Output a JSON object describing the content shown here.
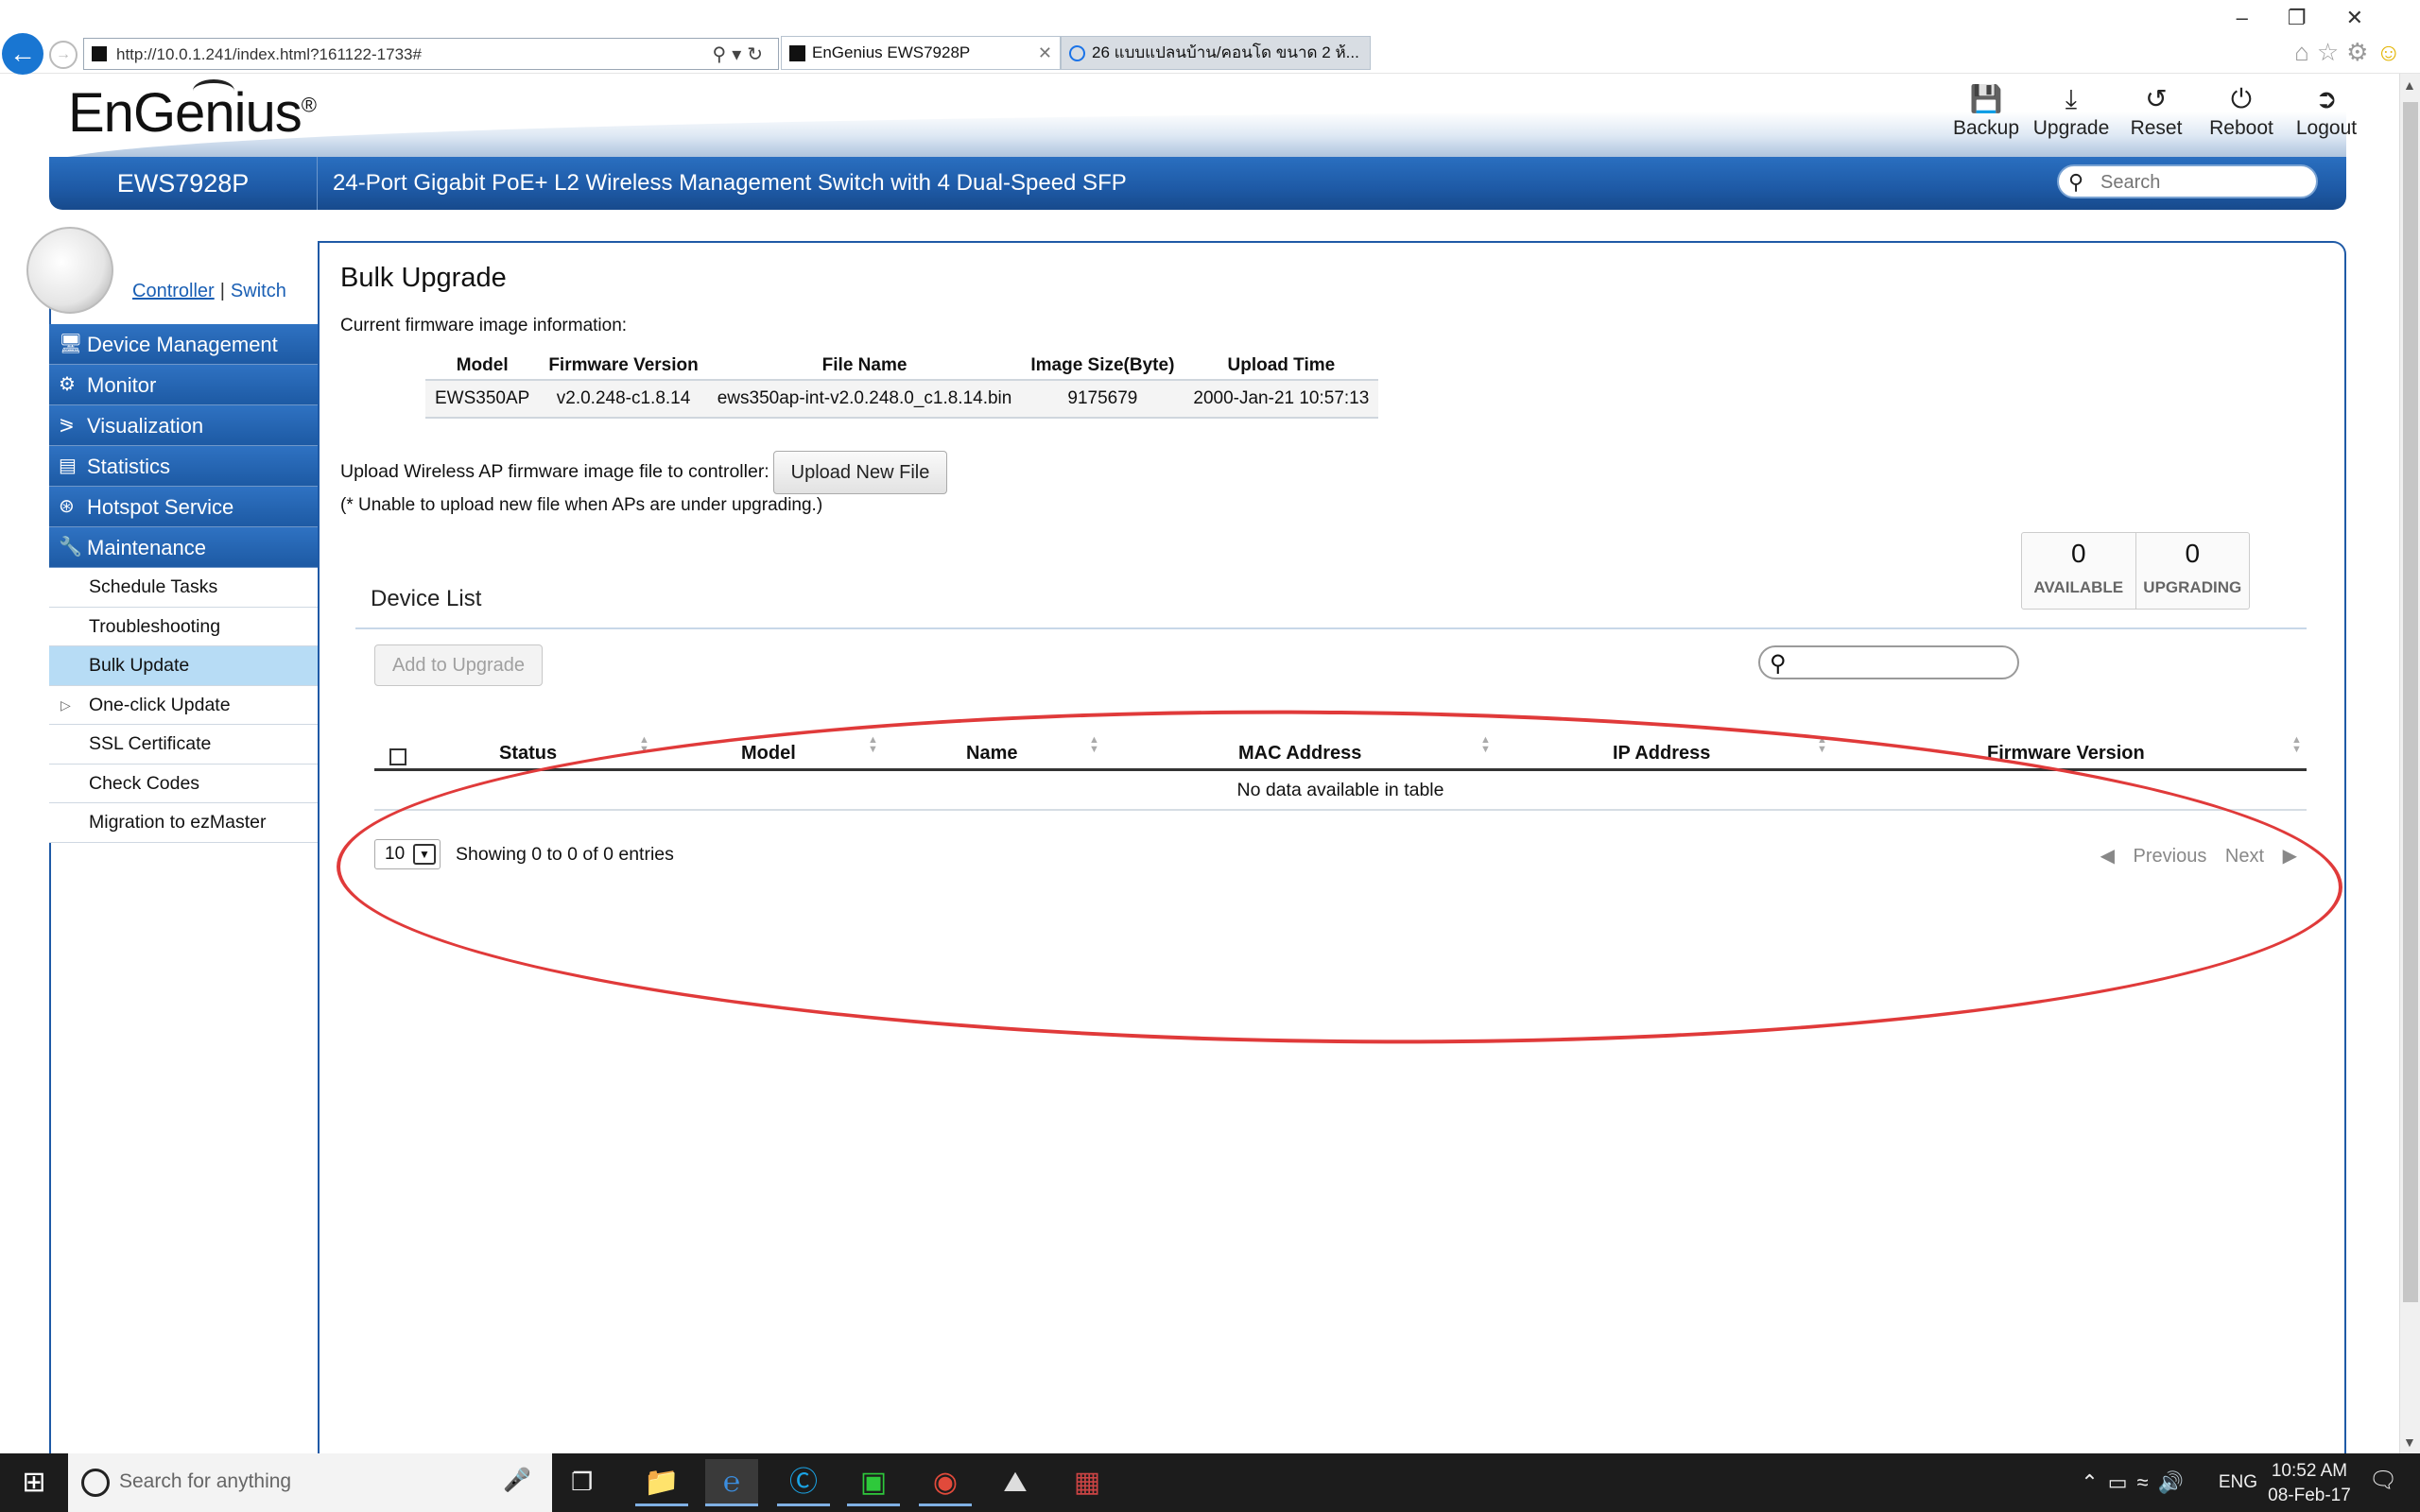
{
  "browser": {
    "address": "http://10.0.1.241/index.html?161122-1733#",
    "tabs": [
      {
        "label": "EnGenius EWS7928P"
      },
      {
        "label": "26 แบบแปลนบ้าน/คอนโด ขนาด 2 ห้..."
      }
    ]
  },
  "header": {
    "brand": "EnGenius",
    "actions": [
      {
        "label": "Backup",
        "icon": "save-icon"
      },
      {
        "label": "Upgrade",
        "icon": "download-icon"
      },
      {
        "label": "Reset",
        "icon": "reset-icon"
      },
      {
        "label": "Reboot",
        "icon": "power-icon"
      },
      {
        "label": "Logout",
        "icon": "logout-icon"
      }
    ],
    "model": "EWS7928P",
    "description": "24-Port Gigabit PoE+ L2 Wireless Management Switch with 4 Dual-Speed SFP",
    "search_placeholder": "Search"
  },
  "sidebar": {
    "mode_links": {
      "controller": "Controller",
      "switch": "Switch"
    },
    "sections": [
      {
        "label": "Device Management",
        "icon": "devices-icon"
      },
      {
        "label": "Monitor",
        "icon": "monitor-icon"
      },
      {
        "label": "Visualization",
        "icon": "share-icon"
      },
      {
        "label": "Statistics",
        "icon": "chart-icon"
      },
      {
        "label": "Hotspot Service",
        "icon": "wireless-icon"
      },
      {
        "label": "Maintenance",
        "icon": "wrench-icon"
      }
    ],
    "sub_items": [
      {
        "label": "Schedule Tasks"
      },
      {
        "label": "Troubleshooting"
      },
      {
        "label": "Bulk Update",
        "active": true
      },
      {
        "label": "One-click Update",
        "expandable": true
      },
      {
        "label": "SSL Certificate"
      },
      {
        "label": "Check Codes"
      },
      {
        "label": "Migration to ezMaster"
      }
    ]
  },
  "main": {
    "title": "Bulk Upgrade",
    "firmware_info_label": "Current firmware image information:",
    "firmware_table": {
      "columns": [
        "Model",
        "Firmware Version",
        "File Name",
        "Image Size(Byte)",
        "Upload Time"
      ],
      "rows": [
        [
          "EWS350AP",
          "v2.0.248-c1.8.14",
          "ews350ap-int-v2.0.248.0_c1.8.14.bin",
          "9175679",
          "2000-Jan-21 10:57:13"
        ]
      ]
    },
    "upload_label": "Upload Wireless AP firmware image file to controller:",
    "upload_button": "Upload New File",
    "upload_note": "(* Unable to upload new file when APs are under upgrading.)",
    "counters": [
      {
        "value": "0",
        "label": "AVAILABLE"
      },
      {
        "value": "0",
        "label": "UPGRADING"
      }
    ],
    "device_list_title": "Device List",
    "add_button": "Add to Upgrade",
    "device_table": {
      "columns": [
        "Status",
        "Model",
        "Name",
        "MAC Address",
        "IP Address",
        "Firmware Version"
      ],
      "empty_text": "No data available in table"
    },
    "page_size": "10",
    "entries_text": "Showing 0 to 0 of 0 entries",
    "pager": {
      "previous": "Previous",
      "next": "Next"
    },
    "annotation_color": "#e03a3a"
  },
  "taskbar": {
    "search_placeholder": "Search for anything",
    "language": "ENG",
    "time": "10:52 AM",
    "date": "08-Feb-17"
  },
  "colors": {
    "brand_blue": "#1f5aa6",
    "active_item": "#b7dcf5"
  }
}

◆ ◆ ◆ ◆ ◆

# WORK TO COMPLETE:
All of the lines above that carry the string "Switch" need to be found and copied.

# SOLVED EXERCISE:
    "description": "24-Port Gigabit PoE+ L2 Wireless Management Switch with 4 Dual-Speed SFP",
      "switch": "Switch"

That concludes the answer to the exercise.